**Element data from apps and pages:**
----

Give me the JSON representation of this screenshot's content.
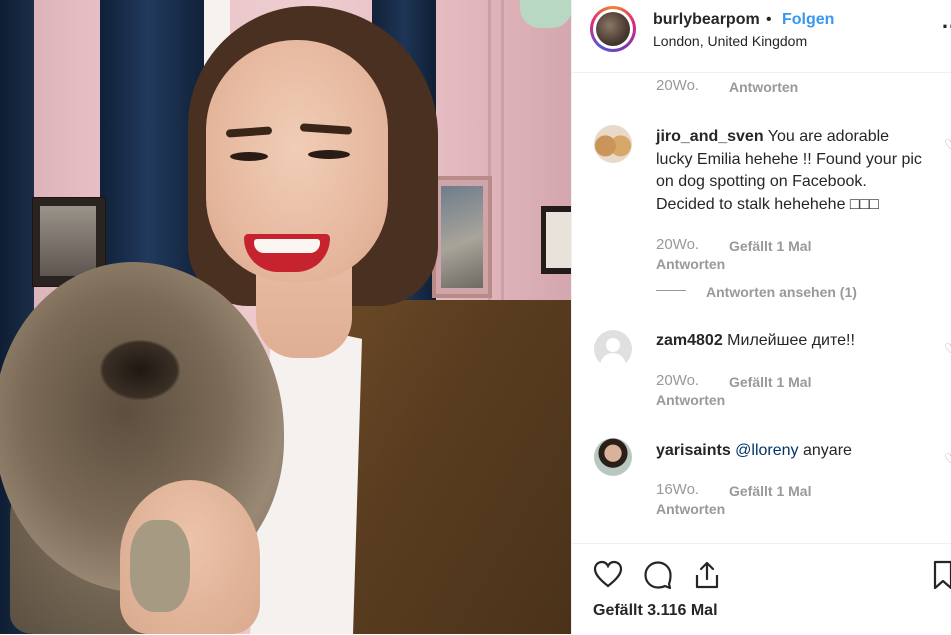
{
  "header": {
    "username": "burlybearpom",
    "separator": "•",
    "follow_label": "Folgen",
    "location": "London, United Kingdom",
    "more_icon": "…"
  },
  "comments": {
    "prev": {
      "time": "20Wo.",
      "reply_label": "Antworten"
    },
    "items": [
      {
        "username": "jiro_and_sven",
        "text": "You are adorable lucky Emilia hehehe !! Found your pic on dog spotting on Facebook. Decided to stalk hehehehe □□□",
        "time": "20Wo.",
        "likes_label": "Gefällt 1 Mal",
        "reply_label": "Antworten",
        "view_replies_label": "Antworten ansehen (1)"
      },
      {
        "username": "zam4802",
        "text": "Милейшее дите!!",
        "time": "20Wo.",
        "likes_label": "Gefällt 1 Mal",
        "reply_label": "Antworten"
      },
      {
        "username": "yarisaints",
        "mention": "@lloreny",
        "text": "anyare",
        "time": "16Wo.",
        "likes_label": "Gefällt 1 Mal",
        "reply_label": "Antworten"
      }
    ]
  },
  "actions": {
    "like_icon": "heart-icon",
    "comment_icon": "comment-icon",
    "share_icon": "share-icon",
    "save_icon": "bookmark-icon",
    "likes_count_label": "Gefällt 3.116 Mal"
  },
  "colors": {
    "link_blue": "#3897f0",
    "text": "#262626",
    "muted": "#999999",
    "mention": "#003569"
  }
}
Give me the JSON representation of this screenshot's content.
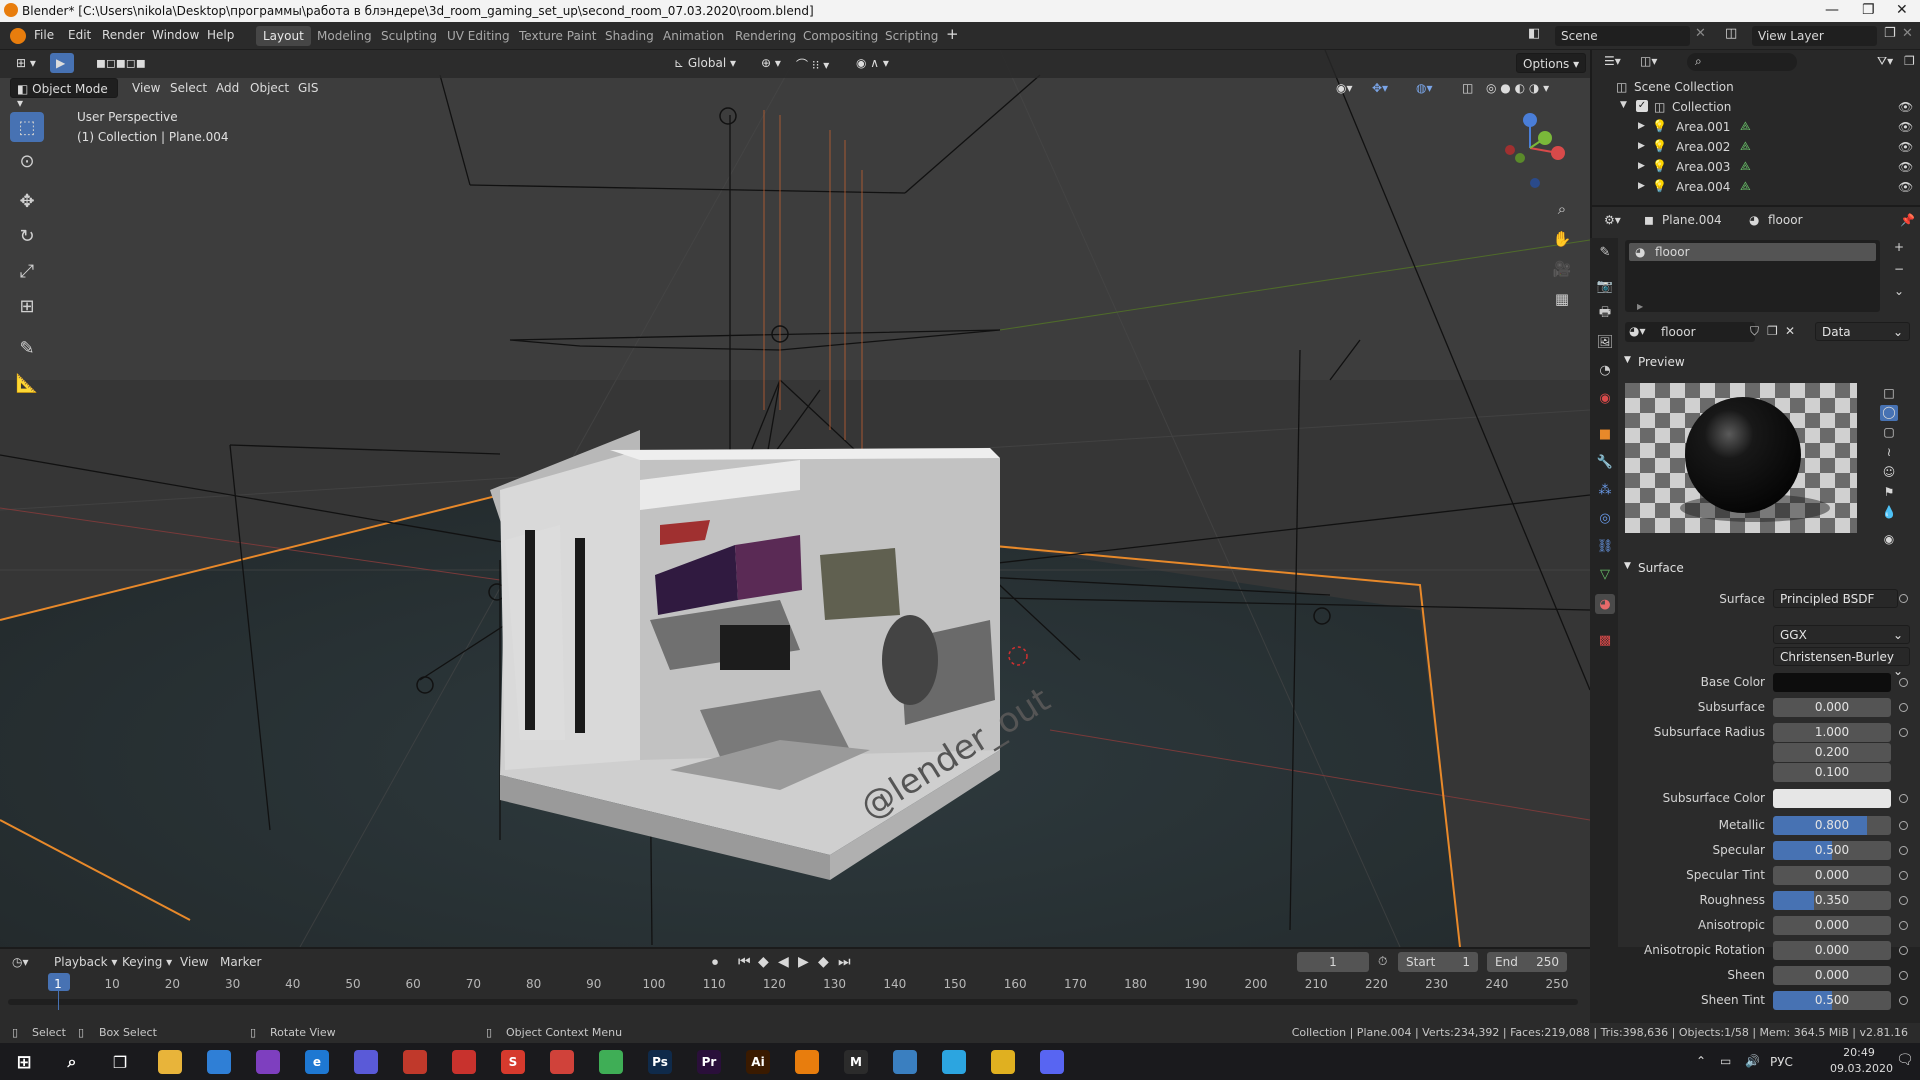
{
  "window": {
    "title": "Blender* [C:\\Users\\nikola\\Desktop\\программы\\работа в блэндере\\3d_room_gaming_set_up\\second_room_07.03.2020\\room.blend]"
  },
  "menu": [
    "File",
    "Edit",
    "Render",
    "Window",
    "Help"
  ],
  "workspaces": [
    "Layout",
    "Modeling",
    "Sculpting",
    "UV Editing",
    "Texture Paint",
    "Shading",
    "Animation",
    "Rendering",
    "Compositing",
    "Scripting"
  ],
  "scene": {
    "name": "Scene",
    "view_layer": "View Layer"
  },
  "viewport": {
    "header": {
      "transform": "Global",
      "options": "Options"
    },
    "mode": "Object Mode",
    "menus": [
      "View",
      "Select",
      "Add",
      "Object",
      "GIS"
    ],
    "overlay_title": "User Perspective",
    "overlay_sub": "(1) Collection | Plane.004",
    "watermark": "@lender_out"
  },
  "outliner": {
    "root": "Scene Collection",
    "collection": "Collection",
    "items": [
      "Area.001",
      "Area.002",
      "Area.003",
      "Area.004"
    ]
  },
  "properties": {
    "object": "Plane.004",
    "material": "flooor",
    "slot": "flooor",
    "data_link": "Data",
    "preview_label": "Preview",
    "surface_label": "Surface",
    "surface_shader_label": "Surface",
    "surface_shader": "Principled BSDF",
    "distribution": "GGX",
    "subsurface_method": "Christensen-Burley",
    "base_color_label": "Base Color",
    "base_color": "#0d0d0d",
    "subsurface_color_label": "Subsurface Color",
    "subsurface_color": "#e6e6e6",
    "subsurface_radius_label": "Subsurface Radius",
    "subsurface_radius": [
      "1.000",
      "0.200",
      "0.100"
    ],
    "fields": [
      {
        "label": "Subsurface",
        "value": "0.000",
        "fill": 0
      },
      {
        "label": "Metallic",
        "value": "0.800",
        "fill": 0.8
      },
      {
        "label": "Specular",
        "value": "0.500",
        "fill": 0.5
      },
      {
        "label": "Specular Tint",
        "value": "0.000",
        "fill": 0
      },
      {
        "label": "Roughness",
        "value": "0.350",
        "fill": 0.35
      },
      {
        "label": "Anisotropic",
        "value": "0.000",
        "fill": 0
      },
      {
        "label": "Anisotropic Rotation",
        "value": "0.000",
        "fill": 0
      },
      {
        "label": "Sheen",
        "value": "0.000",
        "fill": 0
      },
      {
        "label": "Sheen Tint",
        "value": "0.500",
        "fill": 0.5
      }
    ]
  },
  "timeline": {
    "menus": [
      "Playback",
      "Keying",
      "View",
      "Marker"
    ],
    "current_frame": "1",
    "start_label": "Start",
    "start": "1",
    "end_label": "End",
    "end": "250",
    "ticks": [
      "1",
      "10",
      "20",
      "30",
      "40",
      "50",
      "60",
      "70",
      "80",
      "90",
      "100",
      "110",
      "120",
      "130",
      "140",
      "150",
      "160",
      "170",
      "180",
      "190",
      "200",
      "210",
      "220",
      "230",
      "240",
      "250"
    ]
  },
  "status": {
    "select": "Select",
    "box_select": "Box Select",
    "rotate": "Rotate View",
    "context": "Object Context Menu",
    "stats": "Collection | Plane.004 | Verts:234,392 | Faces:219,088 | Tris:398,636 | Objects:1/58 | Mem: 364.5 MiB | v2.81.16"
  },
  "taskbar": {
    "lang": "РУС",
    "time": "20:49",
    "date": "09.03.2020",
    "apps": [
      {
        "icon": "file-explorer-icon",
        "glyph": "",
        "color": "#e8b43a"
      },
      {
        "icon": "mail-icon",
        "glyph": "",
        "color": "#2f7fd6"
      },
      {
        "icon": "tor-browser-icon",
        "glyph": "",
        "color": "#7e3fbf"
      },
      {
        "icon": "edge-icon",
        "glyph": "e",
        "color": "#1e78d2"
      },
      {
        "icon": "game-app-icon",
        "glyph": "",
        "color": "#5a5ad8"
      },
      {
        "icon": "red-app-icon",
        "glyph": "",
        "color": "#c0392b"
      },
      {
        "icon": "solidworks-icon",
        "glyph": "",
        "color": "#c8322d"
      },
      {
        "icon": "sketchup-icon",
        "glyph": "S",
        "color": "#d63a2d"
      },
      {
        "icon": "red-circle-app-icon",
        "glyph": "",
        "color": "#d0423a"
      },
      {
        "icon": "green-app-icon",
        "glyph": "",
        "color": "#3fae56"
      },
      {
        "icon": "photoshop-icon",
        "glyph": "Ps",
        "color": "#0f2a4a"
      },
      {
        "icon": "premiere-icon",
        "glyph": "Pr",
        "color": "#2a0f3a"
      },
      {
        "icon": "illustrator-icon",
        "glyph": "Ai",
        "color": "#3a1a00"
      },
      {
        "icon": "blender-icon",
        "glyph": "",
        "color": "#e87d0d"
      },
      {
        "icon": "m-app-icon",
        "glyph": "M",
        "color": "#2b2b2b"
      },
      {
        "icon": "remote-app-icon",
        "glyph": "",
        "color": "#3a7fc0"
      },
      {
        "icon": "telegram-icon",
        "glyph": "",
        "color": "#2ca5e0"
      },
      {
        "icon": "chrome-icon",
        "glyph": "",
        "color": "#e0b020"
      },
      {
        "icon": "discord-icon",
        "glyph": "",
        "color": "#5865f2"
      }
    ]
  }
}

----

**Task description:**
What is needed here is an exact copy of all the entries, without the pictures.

**Exercise output:**
Give me the JSON representation of this screenshot's content.
{
  "header": {
    "username": "burlybearpom",
    "separator": "•",
    "follow_label": "Folgen",
    "location": "London, United Kingdom",
    "more_icon": "…"
  },
  "comments": {
    "prev": {
      "time": "20Wo.",
      "reply_label": "Antworten"
    },
    "items": [
      {
        "username": "jiro_and_sven",
        "text": "You are adorable lucky Emilia hehehe !! Found your pic on dog spotting on Facebook. Decided to stalk hehehehe □□□",
        "time": "20Wo.",
        "likes_label": "Gefällt 1 Mal",
        "reply_label": "Antworten",
        "view_replies_label": "Antworten ansehen (1)"
      },
      {
        "username": "zam4802",
        "text": "Милейшее дите!!",
        "time": "20Wo.",
        "likes_label": "Gefällt 1 Mal",
        "reply_label": "Antworten"
      },
      {
        "username": "yarisaints",
        "mention": "@lloreny",
        "text": "anyare",
        "time": "16Wo.",
        "likes_label": "Gefällt 1 Mal",
        "reply_label": "Antworten"
      }
    ]
  },
  "actions": {
    "like_icon": "heart-icon",
    "comment_icon": "comment-icon",
    "share_icon": "share-icon",
    "save_icon": "bookmark-icon",
    "likes_count_label": "Gefällt 3.116 Mal"
  },
  "colors": {
    "link_blue": "#3897f0",
    "text": "#262626",
    "muted": "#999999",
    "mention": "#003569"
  }
}
Give me the JSON representation of this screenshot's content.
{
  "window": {
    "title": "Blender* [C:\\Users\\nikola\\Desktop\\программы\\работа в блэндере\\3d_room_gaming_set_up\\second_room_07.03.2020\\room.blend]"
  },
  "menu": [
    "File",
    "Edit",
    "Render",
    "Window",
    "Help"
  ],
  "workspaces": [
    "Layout",
    "Modeling",
    "Sculpting",
    "UV Editing",
    "Texture Paint",
    "Shading",
    "Animation",
    "Rendering",
    "Compositing",
    "Scripting"
  ],
  "scene": {
    "name": "Scene",
    "view_layer": "View Layer"
  },
  "viewport": {
    "header": {
      "transform": "Global",
      "options": "Options"
    },
    "mode": "Object Mode",
    "menus": [
      "View",
      "Select",
      "Add",
      "Object",
      "GIS"
    ],
    "overlay_title": "User Perspective",
    "overlay_sub": "(1) Collection | Plane.004",
    "watermark": "@lender_out"
  },
  "outliner": {
    "root": "Scene Collection",
    "collection": "Collection",
    "items": [
      "Area.001",
      "Area.002",
      "Area.003",
      "Area.004"
    ]
  },
  "properties": {
    "object": "Plane.004",
    "material": "flooor",
    "slot": "flooor",
    "data_link": "Data",
    "preview_label": "Preview",
    "surface_label": "Surface",
    "surface_shader_label": "Surface",
    "surface_shader": "Principled BSDF",
    "distribution": "GGX",
    "subsurface_method": "Christensen-Burley",
    "base_color_label": "Base Color",
    "base_color": "#0d0d0d",
    "subsurface_color_label": "Subsurface Color",
    "subsurface_color": "#e6e6e6",
    "subsurface_radius_label": "Subsurface Radius",
    "subsurface_radius": [
      "1.000",
      "0.200",
      "0.100"
    ],
    "fields": [
      {
        "label": "Subsurface",
        "value": "0.000",
        "fill": 0
      },
      {
        "label": "Metallic",
        "value": "0.800",
        "fill": 0.8
      },
      {
        "label": "Specular",
        "value": "0.500",
        "fill": 0.5
      },
      {
        "label": "Specular Tint",
        "value": "0.000",
        "fill": 0
      },
      {
        "label": "Roughness",
        "value": "0.350",
        "fill": 0.35
      },
      {
        "label": "Anisotropic",
        "value": "0.000",
        "fill": 0
      },
      {
        "label": "Anisotropic Rotation",
        "value": "0.000",
        "fill": 0
      },
      {
        "label": "Sheen",
        "value": "0.000",
        "fill": 0
      },
      {
        "label": "Sheen Tint",
        "value": "0.500",
        "fill": 0.5
      }
    ]
  },
  "timeline": {
    "menus": [
      "Playback",
      "Keying",
      "View",
      "Marker"
    ],
    "current_frame": "1",
    "start_label": "Start",
    "start": "1",
    "end_label": "End",
    "end": "250",
    "ticks": [
      "1",
      "10",
      "20",
      "30",
      "40",
      "50",
      "60",
      "70",
      "80",
      "90",
      "100",
      "110",
      "120",
      "130",
      "140",
      "150",
      "160",
      "170",
      "180",
      "190",
      "200",
      "210",
      "220",
      "230",
      "240",
      "250"
    ]
  },
  "status": {
    "select": "Select",
    "box_select": "Box Select",
    "rotate": "Rotate View",
    "context": "Object Context Menu",
    "stats": "Collection | Plane.004 | Verts:234,392 | Faces:219,088 | Tris:398,636 | Objects:1/58 | Mem: 364.5 MiB | v2.81.16"
  },
  "taskbar": {
    "lang": "РУС",
    "time": "20:49",
    "date": "09.03.2020",
    "apps": [
      {
        "icon": "file-explorer-icon",
        "glyph": "",
        "color": "#e8b43a"
      },
      {
        "icon": "mail-icon",
        "glyph": "",
        "color": "#2f7fd6"
      },
      {
        "icon": "tor-browser-icon",
        "glyph": "",
        "color": "#7e3fbf"
      },
      {
        "icon": "edge-icon",
        "glyph": "e",
        "color": "#1e78d2"
      },
      {
        "icon": "game-app-icon",
        "glyph": "",
        "color": "#5a5ad8"
      },
      {
        "icon": "red-app-icon",
        "glyph": "",
        "color": "#c0392b"
      },
      {
        "icon": "solidworks-icon",
        "glyph": "",
        "color": "#c8322d"
      },
      {
        "icon": "sketchup-icon",
        "glyph": "S",
        "color": "#d63a2d"
      },
      {
        "icon": "red-circle-app-icon",
        "glyph": "",
        "color": "#d0423a"
      },
      {
        "icon": "green-app-icon",
        "glyph": "",
        "color": "#3fae56"
      },
      {
        "icon": "photoshop-icon",
        "glyph": "Ps",
        "color": "#0f2a4a"
      },
      {
        "icon": "premiere-icon",
        "glyph": "Pr",
        "color": "#2a0f3a"
      },
      {
        "icon": "illustrator-icon",
        "glyph": "Ai",
        "color": "#3a1a00"
      },
      {
        "icon": "blender-icon",
        "glyph": "",
        "color": "#e87d0d"
      },
      {
        "icon": "m-app-icon",
        "glyph": "M",
        "color": "#2b2b2b"
      },
      {
        "icon": "remote-app-icon",
        "glyph": "",
        "color": "#3a7fc0"
      },
      {
        "icon": "telegram-icon",
        "glyph": "",
        "color": "#2ca5e0"
      },
      {
        "icon": "chrome-icon",
        "glyph": "",
        "color": "#e0b020"
      },
      {
        "icon": "discord-icon",
        "glyph": "",
        "color": "#5865f2"
      }
    ]
  }
}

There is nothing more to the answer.